WHAT IS BEING ASKED: Repeat each of these records exactly.

PROVIDED DATA:

----

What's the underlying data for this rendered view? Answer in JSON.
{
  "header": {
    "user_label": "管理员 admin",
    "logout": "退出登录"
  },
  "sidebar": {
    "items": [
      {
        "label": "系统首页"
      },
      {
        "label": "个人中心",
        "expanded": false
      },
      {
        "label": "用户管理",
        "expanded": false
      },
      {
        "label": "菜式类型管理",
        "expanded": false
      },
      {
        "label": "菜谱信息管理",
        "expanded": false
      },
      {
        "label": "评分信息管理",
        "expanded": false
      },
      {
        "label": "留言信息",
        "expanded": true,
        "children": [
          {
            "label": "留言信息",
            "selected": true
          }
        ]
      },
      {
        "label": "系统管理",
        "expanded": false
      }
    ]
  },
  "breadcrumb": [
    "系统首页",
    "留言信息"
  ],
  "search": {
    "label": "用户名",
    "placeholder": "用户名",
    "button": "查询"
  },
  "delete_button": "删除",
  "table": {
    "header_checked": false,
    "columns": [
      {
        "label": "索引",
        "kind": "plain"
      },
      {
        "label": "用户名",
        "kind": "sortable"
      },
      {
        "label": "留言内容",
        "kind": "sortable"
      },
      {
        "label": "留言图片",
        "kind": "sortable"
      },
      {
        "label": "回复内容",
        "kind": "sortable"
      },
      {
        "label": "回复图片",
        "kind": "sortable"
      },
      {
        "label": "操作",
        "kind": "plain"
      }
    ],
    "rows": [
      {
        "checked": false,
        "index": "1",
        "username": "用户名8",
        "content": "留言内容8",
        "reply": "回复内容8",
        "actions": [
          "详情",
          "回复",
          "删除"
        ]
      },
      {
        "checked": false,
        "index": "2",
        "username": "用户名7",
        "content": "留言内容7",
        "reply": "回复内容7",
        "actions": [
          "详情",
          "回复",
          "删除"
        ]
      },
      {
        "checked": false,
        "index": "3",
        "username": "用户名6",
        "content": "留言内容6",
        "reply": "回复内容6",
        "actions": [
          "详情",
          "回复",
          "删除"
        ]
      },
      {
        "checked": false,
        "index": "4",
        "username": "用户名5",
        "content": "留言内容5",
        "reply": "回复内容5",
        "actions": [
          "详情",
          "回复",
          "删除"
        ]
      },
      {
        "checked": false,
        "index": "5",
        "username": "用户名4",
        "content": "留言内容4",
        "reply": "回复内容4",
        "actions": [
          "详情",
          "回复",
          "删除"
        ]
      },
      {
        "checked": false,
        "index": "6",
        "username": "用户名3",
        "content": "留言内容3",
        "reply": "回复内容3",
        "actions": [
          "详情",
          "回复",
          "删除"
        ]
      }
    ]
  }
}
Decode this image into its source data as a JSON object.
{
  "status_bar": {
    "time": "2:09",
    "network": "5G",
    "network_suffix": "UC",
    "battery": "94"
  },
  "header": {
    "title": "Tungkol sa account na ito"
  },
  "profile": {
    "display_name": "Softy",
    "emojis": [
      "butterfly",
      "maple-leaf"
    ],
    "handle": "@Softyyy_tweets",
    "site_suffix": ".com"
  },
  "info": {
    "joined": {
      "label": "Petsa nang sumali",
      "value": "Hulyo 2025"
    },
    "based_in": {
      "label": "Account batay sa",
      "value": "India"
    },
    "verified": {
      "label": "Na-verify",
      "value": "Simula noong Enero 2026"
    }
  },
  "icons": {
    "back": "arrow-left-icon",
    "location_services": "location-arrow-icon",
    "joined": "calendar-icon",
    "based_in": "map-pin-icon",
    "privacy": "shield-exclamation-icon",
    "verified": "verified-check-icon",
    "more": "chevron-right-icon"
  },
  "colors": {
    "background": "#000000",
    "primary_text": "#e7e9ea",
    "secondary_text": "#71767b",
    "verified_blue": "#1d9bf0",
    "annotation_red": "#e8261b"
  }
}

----

RESPONSE TO THE EXERCISE:
What's the underlying data for this rendered view? Answer in JSON.
{
  "header": {
    "user_label": "管理员 admin",
    "logout": "退出登录"
  },
  "sidebar": {
    "items": [
      {
        "label": "系统首页"
      },
      {
        "label": "个人中心",
        "expanded": false
      },
      {
        "label": "用户管理",
        "expanded": false
      },
      {
        "label": "菜式类型管理",
        "expanded": false
      },
      {
        "label": "菜谱信息管理",
        "expanded": false
      },
      {
        "label": "评分信息管理",
        "expanded": false
      },
      {
        "label": "留言信息",
        "expanded": true,
        "children": [
          {
            "label": "留言信息",
            "selected": true
          }
        ]
      },
      {
        "label": "系统管理",
        "expanded": false
      }
    ]
  },
  "breadcrumb": [
    "系统首页",
    "留言信息"
  ],
  "search": {
    "label": "用户名",
    "placeholder": "用户名",
    "button": "查询"
  },
  "delete_button": "删除",
  "table": {
    "header_checked": false,
    "columns": [
      {
        "label": "索引",
        "kind": "plain"
      },
      {
        "label": "用户名",
        "kind": "sortable"
      },
      {
        "label": "留言内容",
        "kind": "sortable"
      },
      {
        "label": "留言图片",
        "kind": "sortable"
      },
      {
        "label": "回复内容",
        "kind": "sortable"
      },
      {
        "label": "回复图片",
        "kind": "sortable"
      },
      {
        "label": "操作",
        "kind": "plain"
      }
    ],
    "rows": [
      {
        "checked": false,
        "index": "1",
        "username": "用户名8",
        "content": "留言内容8",
        "reply": "回复内容8",
        "actions": [
          "详情",
          "回复",
          "删除"
        ]
      },
      {
        "checked": false,
        "index": "2",
        "username": "用户名7",
        "content": "留言内容7",
        "reply": "回复内容7",
        "actions": [
          "详情",
          "回复",
          "删除"
        ]
      },
      {
        "checked": false,
        "index": "3",
        "username": "用户名6",
        "content": "留言内容6",
        "reply": "回复内容6",
        "actions": [
          "详情",
          "回复",
          "删除"
        ]
      },
      {
        "checked": false,
        "index": "4",
        "username": "用户名5",
        "content": "留言内容5",
        "reply": "回复内容5",
        "actions": [
          "详情",
          "回复",
          "删除"
        ]
      },
      {
        "checked": false,
        "index": "5",
        "username": "用户名4",
        "content": "留言内容4",
        "reply": "回复内容4",
        "actions": [
          "详情",
          "回复",
          "删除"
        ]
      },
      {
        "checked": false,
        "index": "6",
        "username": "用户名3",
        "content": "留言内容3",
        "reply": "回复内容3",
        "actions": [
          "详情",
          "回复",
          "删除"
        ]
      }
    ]
  }
}
Decode this image into its source data as a JSON object.
{
  "status_bar": {
    "time": "2:09",
    "network": "5G",
    "network_suffix": "UC",
    "battery": "94"
  },
  "header": {
    "title": "Tungkol sa account na ito"
  },
  "profile": {
    "display_name": "Softy",
    "emojis": [
      "butterfly",
      "maple-leaf"
    ],
    "handle": "@Softyyy_tweets",
    "site_suffix": ".com"
  },
  "info": {
    "joined": {
      "label": "Petsa nang sumali",
      "value": "Hulyo 2025"
    },
    "based_in": {
      "label": "Account batay sa",
      "value": "India"
    },
    "verified": {
      "label": "Na-verify",
      "value": "Simula noong Enero 2026"
    }
  },
  "icons": {
    "back": "arrow-left-icon",
    "location_services": "location-arrow-icon",
    "joined": "calendar-icon",
    "based_in": "map-pin-icon",
    "privacy": "shield-exclamation-icon",
    "verified": "verified-check-icon",
    "more": "chevron-right-icon"
  },
  "colors": {
    "background": "#000000",
    "primary_text": "#e7e9ea",
    "secondary_text": "#71767b",
    "verified_blue": "#1d9bf0",
    "annotation_red": "#e8261b"
  }
}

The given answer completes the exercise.